Provided material:
------------------------------------------------------------

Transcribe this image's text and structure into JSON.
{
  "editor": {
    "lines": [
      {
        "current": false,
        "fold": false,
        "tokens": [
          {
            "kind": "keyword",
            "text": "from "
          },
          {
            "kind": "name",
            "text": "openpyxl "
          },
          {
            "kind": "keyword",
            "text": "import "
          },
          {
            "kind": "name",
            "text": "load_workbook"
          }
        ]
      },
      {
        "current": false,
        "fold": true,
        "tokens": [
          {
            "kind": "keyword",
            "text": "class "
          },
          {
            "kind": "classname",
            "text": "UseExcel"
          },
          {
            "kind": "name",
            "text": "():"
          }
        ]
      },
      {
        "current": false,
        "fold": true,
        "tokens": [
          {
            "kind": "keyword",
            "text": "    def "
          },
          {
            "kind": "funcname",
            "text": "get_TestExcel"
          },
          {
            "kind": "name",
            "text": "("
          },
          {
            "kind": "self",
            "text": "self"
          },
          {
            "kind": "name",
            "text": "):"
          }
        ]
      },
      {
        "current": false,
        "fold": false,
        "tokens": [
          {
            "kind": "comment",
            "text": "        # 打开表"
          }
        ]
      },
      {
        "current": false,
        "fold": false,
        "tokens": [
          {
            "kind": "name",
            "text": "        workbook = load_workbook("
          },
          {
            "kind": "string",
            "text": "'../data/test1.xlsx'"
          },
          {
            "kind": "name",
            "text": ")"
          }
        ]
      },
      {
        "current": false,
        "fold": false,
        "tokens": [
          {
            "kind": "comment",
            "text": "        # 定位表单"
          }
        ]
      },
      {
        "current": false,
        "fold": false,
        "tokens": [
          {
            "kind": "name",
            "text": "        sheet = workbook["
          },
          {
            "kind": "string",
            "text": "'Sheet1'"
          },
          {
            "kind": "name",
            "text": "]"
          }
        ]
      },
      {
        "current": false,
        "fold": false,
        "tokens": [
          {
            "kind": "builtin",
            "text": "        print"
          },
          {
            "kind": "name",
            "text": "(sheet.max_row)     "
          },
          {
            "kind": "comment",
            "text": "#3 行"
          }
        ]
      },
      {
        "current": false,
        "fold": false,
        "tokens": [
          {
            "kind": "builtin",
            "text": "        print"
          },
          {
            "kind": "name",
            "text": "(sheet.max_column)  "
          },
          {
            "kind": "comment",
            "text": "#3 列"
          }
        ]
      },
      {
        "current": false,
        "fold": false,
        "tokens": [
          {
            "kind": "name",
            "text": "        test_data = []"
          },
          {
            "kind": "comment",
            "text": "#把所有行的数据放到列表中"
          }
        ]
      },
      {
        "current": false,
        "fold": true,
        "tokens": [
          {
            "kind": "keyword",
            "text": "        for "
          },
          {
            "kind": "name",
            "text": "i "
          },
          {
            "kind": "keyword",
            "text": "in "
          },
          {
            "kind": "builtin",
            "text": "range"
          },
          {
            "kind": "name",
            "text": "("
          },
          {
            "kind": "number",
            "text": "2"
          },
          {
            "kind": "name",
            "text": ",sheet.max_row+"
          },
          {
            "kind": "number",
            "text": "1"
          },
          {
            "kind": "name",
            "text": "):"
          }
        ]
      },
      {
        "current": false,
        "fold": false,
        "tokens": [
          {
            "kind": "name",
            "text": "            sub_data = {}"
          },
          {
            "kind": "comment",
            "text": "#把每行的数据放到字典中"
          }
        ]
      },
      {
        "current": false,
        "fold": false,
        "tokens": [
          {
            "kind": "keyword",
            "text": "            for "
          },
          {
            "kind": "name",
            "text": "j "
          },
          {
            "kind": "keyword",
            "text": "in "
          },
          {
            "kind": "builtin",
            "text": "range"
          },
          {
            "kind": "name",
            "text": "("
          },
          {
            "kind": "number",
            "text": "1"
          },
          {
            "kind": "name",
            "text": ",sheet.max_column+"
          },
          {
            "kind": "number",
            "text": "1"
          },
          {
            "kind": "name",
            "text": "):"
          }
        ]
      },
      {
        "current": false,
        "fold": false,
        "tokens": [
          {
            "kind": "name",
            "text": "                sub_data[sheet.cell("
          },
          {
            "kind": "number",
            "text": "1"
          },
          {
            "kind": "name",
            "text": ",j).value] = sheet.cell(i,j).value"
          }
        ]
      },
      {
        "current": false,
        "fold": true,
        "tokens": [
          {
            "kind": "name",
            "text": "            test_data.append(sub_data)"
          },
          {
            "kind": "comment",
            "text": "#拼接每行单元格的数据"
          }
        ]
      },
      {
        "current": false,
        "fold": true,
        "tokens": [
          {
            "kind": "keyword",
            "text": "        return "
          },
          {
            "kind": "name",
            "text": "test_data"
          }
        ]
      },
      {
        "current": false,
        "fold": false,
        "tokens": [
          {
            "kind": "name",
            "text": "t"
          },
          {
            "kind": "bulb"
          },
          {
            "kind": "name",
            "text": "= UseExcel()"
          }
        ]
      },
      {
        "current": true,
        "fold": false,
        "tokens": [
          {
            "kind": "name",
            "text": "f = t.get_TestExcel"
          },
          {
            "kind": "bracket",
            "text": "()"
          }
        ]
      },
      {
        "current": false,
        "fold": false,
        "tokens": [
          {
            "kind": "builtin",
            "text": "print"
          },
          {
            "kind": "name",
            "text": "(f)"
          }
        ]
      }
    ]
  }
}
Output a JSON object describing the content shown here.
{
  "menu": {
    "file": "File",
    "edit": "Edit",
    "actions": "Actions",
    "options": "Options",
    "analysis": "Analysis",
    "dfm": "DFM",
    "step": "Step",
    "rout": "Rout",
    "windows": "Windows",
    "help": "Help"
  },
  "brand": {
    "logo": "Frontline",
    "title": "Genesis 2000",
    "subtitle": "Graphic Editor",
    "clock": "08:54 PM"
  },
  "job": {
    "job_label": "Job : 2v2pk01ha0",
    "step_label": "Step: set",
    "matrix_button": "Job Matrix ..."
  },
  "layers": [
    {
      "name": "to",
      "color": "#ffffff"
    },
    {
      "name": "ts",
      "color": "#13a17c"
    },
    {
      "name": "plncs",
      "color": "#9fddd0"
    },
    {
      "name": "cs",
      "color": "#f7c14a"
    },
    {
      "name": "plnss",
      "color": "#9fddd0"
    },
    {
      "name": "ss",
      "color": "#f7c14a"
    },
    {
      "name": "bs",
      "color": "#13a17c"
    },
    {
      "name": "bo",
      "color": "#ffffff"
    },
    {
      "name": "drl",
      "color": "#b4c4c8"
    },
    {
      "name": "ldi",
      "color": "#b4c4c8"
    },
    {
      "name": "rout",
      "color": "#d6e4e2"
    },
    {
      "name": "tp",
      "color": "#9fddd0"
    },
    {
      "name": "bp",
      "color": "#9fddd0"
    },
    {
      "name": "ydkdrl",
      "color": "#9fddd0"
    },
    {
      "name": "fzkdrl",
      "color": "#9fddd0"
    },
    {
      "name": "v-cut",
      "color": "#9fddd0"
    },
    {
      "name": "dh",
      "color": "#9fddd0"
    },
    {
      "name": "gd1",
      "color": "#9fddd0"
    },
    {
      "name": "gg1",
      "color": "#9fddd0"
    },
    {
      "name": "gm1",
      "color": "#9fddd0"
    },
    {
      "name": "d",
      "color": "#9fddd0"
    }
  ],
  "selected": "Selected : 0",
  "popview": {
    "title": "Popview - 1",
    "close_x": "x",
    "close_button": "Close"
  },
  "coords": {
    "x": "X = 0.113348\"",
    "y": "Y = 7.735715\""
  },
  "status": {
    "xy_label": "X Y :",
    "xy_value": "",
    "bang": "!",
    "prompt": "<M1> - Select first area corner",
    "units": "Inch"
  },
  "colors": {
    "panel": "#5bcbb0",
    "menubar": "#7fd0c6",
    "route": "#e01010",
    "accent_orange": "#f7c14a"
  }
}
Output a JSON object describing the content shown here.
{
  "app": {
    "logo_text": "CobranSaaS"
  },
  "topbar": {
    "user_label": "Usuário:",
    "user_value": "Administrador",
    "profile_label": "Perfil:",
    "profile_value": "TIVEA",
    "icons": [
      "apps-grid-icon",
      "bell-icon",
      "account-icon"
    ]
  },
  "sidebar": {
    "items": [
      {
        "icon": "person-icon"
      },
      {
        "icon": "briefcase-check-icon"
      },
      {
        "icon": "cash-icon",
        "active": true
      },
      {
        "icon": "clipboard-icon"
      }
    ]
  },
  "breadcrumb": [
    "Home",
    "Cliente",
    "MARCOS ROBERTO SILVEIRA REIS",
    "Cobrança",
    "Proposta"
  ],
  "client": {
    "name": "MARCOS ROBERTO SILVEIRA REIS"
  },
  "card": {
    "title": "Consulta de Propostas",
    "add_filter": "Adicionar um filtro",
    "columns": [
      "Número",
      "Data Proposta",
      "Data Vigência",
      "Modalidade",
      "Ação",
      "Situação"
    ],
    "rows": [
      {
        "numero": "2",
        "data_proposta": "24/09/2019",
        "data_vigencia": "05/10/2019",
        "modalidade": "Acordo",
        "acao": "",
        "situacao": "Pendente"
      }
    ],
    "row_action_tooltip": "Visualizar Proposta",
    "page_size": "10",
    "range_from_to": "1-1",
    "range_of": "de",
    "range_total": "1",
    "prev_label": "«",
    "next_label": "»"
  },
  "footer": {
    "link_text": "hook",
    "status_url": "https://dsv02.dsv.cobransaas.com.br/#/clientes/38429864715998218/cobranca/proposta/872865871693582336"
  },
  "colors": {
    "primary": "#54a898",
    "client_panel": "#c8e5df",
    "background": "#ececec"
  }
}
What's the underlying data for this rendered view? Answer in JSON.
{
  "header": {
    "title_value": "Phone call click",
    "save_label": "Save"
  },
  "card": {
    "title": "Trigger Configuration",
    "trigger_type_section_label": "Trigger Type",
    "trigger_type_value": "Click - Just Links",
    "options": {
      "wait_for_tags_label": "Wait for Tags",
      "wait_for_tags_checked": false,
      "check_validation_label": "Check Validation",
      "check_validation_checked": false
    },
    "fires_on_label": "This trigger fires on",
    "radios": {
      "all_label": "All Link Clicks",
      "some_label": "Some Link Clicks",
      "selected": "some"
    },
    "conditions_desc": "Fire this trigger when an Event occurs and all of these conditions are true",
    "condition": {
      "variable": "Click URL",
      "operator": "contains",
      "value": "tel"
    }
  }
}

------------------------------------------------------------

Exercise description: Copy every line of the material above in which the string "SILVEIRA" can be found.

Your solution:
    "MARCOS ROBERTO SILVEIRA REIS",
    "name": "MARCOS ROBERTO SILVEIRA REIS"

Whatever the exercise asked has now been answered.